  • United States - 78%
  • UK - 15%
  • Australia - 7%

Job Role:

All respondents work in their organization's IT department and/or in a software buying role.

  • C-Level / Executive: 24.04%
  • VP / Senior VP: 14.84%
  • Director / Senior Director: 26.71%
  • Manager / Senior Manager: 34.42%

Company Size:

  • 1001-2500: 27%
  • 2501-5000: 35%
  • 5000+: 38%

Industry:

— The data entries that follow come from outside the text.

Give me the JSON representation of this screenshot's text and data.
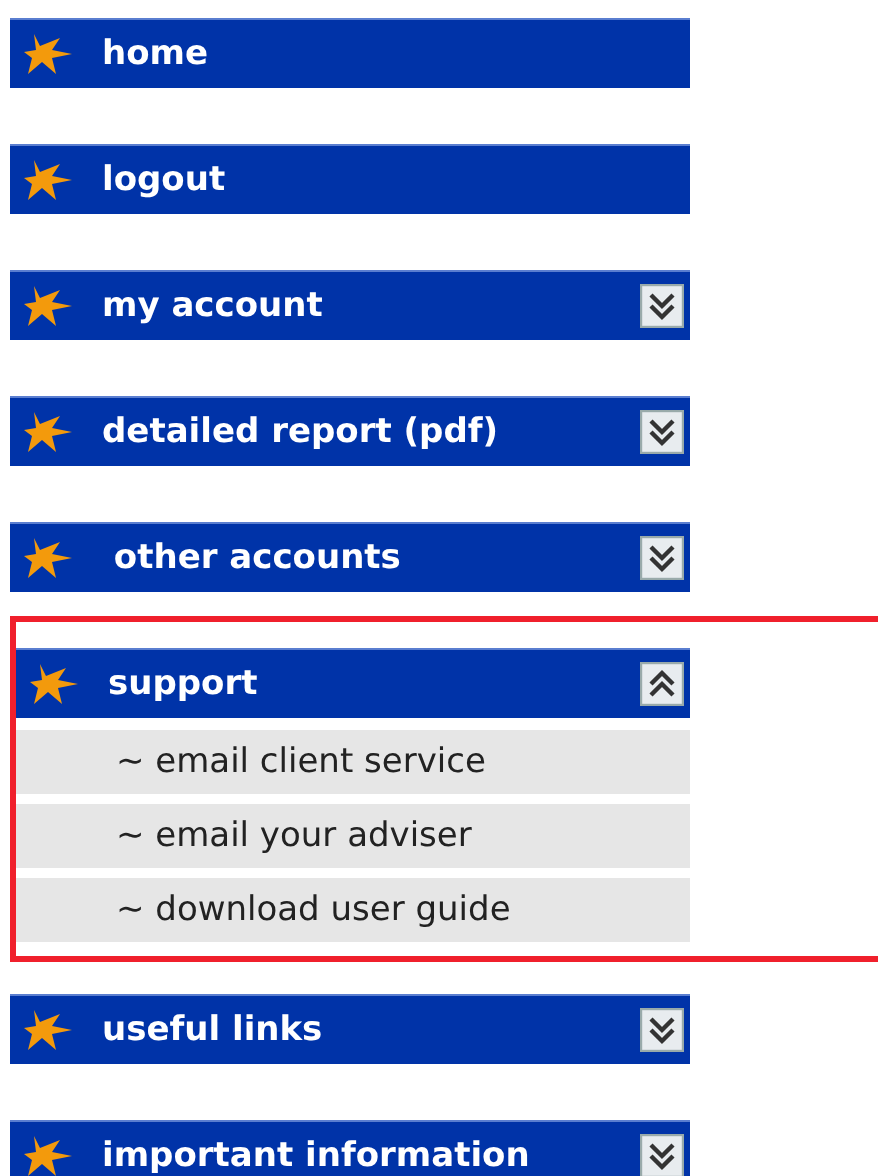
{
  "menu": [
    {
      "label": "home",
      "kind": "link",
      "highlighted": false
    },
    {
      "label": "logout",
      "kind": "link",
      "highlighted": false
    },
    {
      "label": "my account",
      "kind": "section",
      "expanded": false,
      "highlighted": false
    },
    {
      "label": "detailed report (pdf)",
      "kind": "section",
      "expanded": false,
      "highlighted": false
    },
    {
      "label": " other accounts",
      "kind": "section",
      "expanded": false,
      "highlighted": false
    },
    {
      "label": "support",
      "kind": "section",
      "expanded": true,
      "highlighted": true,
      "children": [
        {
          "label": "~ email client service"
        },
        {
          "label": "~ email your adviser"
        },
        {
          "label": "~ download user guide"
        }
      ]
    },
    {
      "label": "useful links",
      "kind": "section",
      "expanded": false,
      "highlighted": false
    },
    {
      "label": "important information",
      "kind": "section",
      "expanded": false,
      "highlighted": false
    }
  ]
}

  • Banking / Financial Services: 8.01%
  • Computer Software: 2.97%
  • Construction / Engineering: 3.26%
  • Energy / Utilities: 3.26%
  • Health Insurance / Insurance: 2.97%
  • Hospitals / Healthcare / Pharmaceuticals 3.86%
  • IT Services: 36.2%
  • Logistics / Transportation: 2.08%
  • Manufacturing: 13.94%
  • Professional Services: 4.74%
  • Retail / Wholesale: 8.01%
  • Telcom / Comms Services: 3.86%
  • Other: 6.23%